It’s hard to believe that so many months have passed since our incredible journey to the Congo and back with our children. We barely got out of the country with both kids, and arrived on American soil exactly six months ago today.
There are so many things that are so much different from six months ago: our kids are speaking (mostly) English, the daily Palmer-tantrums are gone, the incessant Addie-belches are gone, we know that they are significantly older than they were alleged to be, and the incredible fear that resulted in bizarre behavior has relaxed as our kids are learning to trust us, and maybe even love us.
I knew one of the hardest things about adoption is awaiting love to be returned. One thing I didn’t anticipate was how hard it would be for me to love them in the first place. Oh, I had adored every picture, memorizing every crumb on Addie’s face, every time Palmer lost a tooth, every flash of a smile. But truthfully, I only loved the idea of them — the idea of rescuing two orphans from a miserable plight, the chance to introduce them to Jesus, the chance to live out the Gospel in such a tangible way.
Suddenly I had to transition from admiring two pictures to raising two children.
I didn’t realize how hard it would be to love two children who really only loved each other, who weren’t interested in communicating with me or being affectionate, who bristled at my touch and glared at me with hateful eyes.
“Do you not know how hard we worked to adopt you? Do you not know the expense, the hours of praying, the paperwork, the torment of just trying to bring you home?”
No, they do not. We were some strangers who suddenly and mysteriously entered their lives in the Congo, carried them away from everyone they ever knew, and planted them in a country where they are the minority, no one else speaks their language, and forced them into school that is much beyond their capability.
“Adoption is the only trauma in the world where the victims are expected by the whole of society to be grateful.” — Reverend Keith C. Griffith
It’s a wonder we’ve survived at all.
But this is the awesome nature of living out the Gospel. The Incarnation was not a pretty process either. Sometimes we tend to want the glory of the resurrection without the suffering of the cross, but we cannot experience the fullness of the Gospel without each.
As we wait for our children to return our affection, and accept themselves as part of our family, I can only recall what my Savior did for me, and wonder how many times He has waited patiently, crying out, “Do you not know the torment I went through just to bring you home?” How many times do I still bristle at His touch, or only love what I have here-and-now more than eternity? Meanwhile, He is inviting me to a deeper and more rich relationship where I see His Kingdom through His eyes instead of my own.
The more I know adoption, and the more I reflect on spiritual things, the more I realize that the model of the Incarnation — dwelling INTO suffering, not standing outside of it, is the key to knowing more of the heart and mind of Christ. I cannot stand outside of our children’s lives and merely wish them well or pray about them. No, I must whisper admist the tantrums, wade through impossible homework, wrestle through language barriers, and wipe the snotty noses of these children. My children. They will never know that I love them otherwise.
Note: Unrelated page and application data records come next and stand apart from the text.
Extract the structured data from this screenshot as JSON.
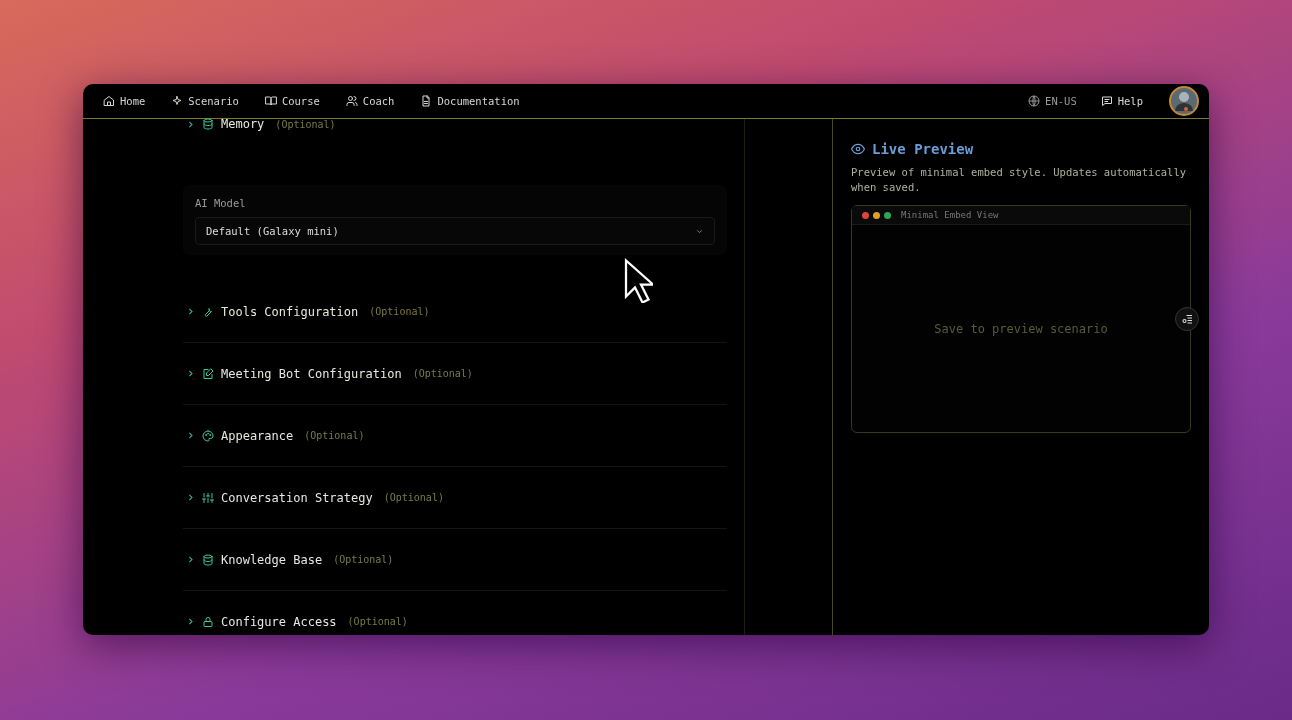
{
  "nav": {
    "items": [
      {
        "label": "Home"
      },
      {
        "label": "Scenario"
      },
      {
        "label": "Course"
      },
      {
        "label": "Coach"
      },
      {
        "label": "Documentation"
      }
    ],
    "language": "EN-US",
    "help": "Help"
  },
  "memory": {
    "title": "Memory",
    "note": "(Optional)"
  },
  "ai_model": {
    "label": "AI Model",
    "value": "Default (Galaxy mini)"
  },
  "sections": [
    {
      "title": "Tools Configuration",
      "note": "(Optional)"
    },
    {
      "title": "Meeting Bot Configuration",
      "note": "(Optional)"
    },
    {
      "title": "Appearance",
      "note": "(Optional)"
    },
    {
      "title": "Conversation Strategy",
      "note": "(Optional)"
    },
    {
      "title": "Knowledge Base",
      "note": "(Optional)"
    },
    {
      "title": "Configure Access",
      "note": "(Optional)"
    }
  ],
  "preview": {
    "title": "Live Preview",
    "description": "Preview of minimal embed style. Updates automatically when saved.",
    "window_title": "Minimal Embed View",
    "empty_text": "Save to preview scenario"
  }
}
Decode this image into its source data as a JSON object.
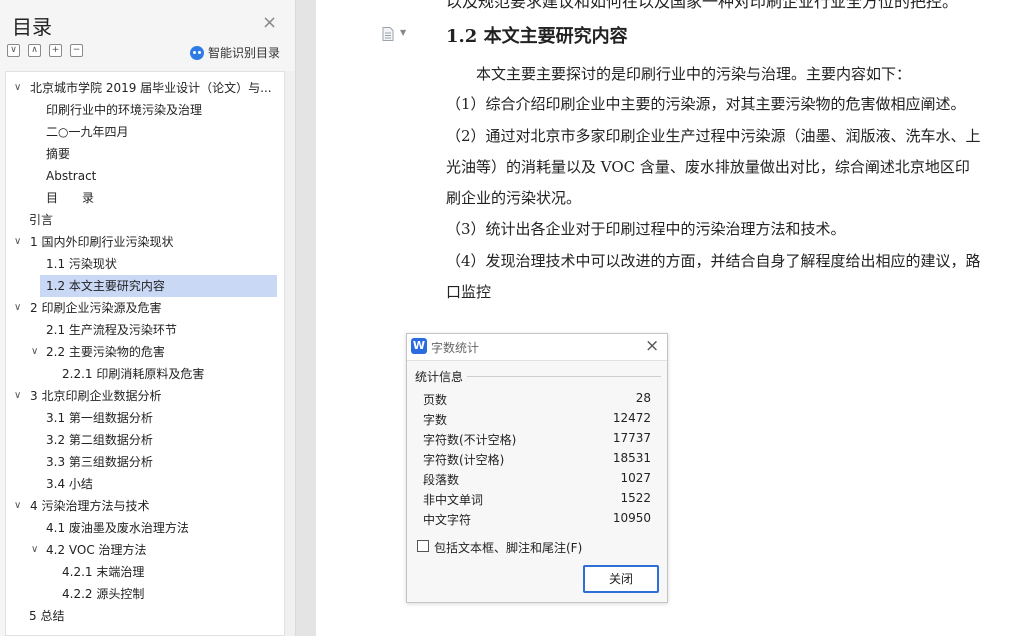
{
  "nav": {
    "title": "目录",
    "smart_label": "智能识别目录",
    "items": [
      {
        "label": "北京城市学院 2019 届毕业设计（论文）与...",
        "arrow": "∨"
      },
      {
        "label": "印刷行业中的环境污染及治理",
        "arrow": ""
      },
      {
        "label": "二○一九年四月",
        "arrow": ""
      },
      {
        "label": "摘要",
        "arrow": ""
      },
      {
        "label": "Abstract",
        "arrow": ""
      },
      {
        "label": "目　　录",
        "arrow": ""
      },
      {
        "label": "引言",
        "arrow": ""
      },
      {
        "label": "1  国内外印刷行业污染现状",
        "arrow": "∨"
      },
      {
        "label": "1.1 污染现状",
        "arrow": ""
      },
      {
        "label": "1.2 本文主要研究内容",
        "arrow": ""
      },
      {
        "label": "2  印刷企业污染源及危害",
        "arrow": "∨"
      },
      {
        "label": "2.1 生产流程及污染环节",
        "arrow": ""
      },
      {
        "label": "2.2 主要污染物的危害",
        "arrow": "∨"
      },
      {
        "label": "2.2.1 印刷消耗原料及危害",
        "arrow": ""
      },
      {
        "label": "3  北京印刷企业数据分析",
        "arrow": "∨"
      },
      {
        "label": "3.1 第一组数据分析",
        "arrow": ""
      },
      {
        "label": "3.2 第二组数据分析",
        "arrow": ""
      },
      {
        "label": "3.3 第三组数据分析",
        "arrow": ""
      },
      {
        "label": "3.4 小结",
        "arrow": ""
      },
      {
        "label": "4  污染治理方法与技术",
        "arrow": "∨"
      },
      {
        "label": "4.1 废油墨及废水治理方法",
        "arrow": ""
      },
      {
        "label": "4.2 VOC 治理方法",
        "arrow": "∨"
      },
      {
        "label": "4.2.1 末端治理",
        "arrow": ""
      },
      {
        "label": "4.2.2 源头控制",
        "arrow": ""
      },
      {
        "label": "5  总结",
        "arrow": ""
      }
    ]
  },
  "doc": {
    "top_fragment": "以及规范要求建议和如何在以及国家一种对印刷企业行业全方位的把控。",
    "heading": "1.2 本文主要研究内容",
    "paragraphs": [
      "　　本文主要主要探讨的是印刷行业中的污染与治理。主要内容如下：",
      "（1）综合介绍印刷企业中主要的污染源，对其主要污染物的危害做相应阐述。",
      "（2）通过对北京市多家印刷企业生产过程中污染源（油墨、润版液、洗车水、上",
      "光油等）的消耗量以及 VOC 含量、废水排放量做出对比，综合阐述北京地区印",
      "刷企业的污染状况。",
      "（3）统计出各企业对于印刷过程中的污染治理方法和技术。",
      "（4）发现治理技术中可以改进的方面，并结合自身了解程度给出相应的建议，路",
      "口监控"
    ]
  },
  "dialog": {
    "logo": "W",
    "title": "字数统计",
    "section": "统计信息",
    "stats": [
      {
        "label": "页数",
        "value": "28"
      },
      {
        "label": "字数",
        "value": "12472"
      },
      {
        "label": "字符数(不计空格)",
        "value": "17737"
      },
      {
        "label": "字符数(计空格)",
        "value": "18531"
      },
      {
        "label": "段落数",
        "value": "1027"
      },
      {
        "label": "非中文单词",
        "value": "1522"
      },
      {
        "label": "中文字符",
        "value": "10950"
      }
    ],
    "checkbox_label": "包括文本框、脚注和尾注(F)",
    "close_button": "关闭"
  }
}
If we’re not intentionally wading into the suffering of others — the poor, the widows, orphans, the trafficked, the enslaved, the foreigners — how will they ever know our love, and ultimately, God’s love? This is the heart of the Incarnation, and the incarnational life: intentionally loving, even when it means that the mess of others splashes onto us.
And I do love them. I adore Palmer’s wit, his funny faces, his wild and adventurous spirit, his disciplined nature, and his tender heart. I adore Addie’s genuine giggle, her willingness to help at any task, her happy spirit, the way she plays with my fingers during prayer time, and her insistence that even the worst of times can be survived with a wistful sigh and the bat of an eyelash. My love for my children is love not born out of labor and delivery in the physical realm, but in the spiritual realm.
I cannot love them because they look like me. I love them because they look like Him.
There are no shortcuts to the glory of the resurrection. And even though incarnational living has been exceptionally painful at times, I’ve experienced God in an entirely new way in the last six months.
What could be more magnificent than that?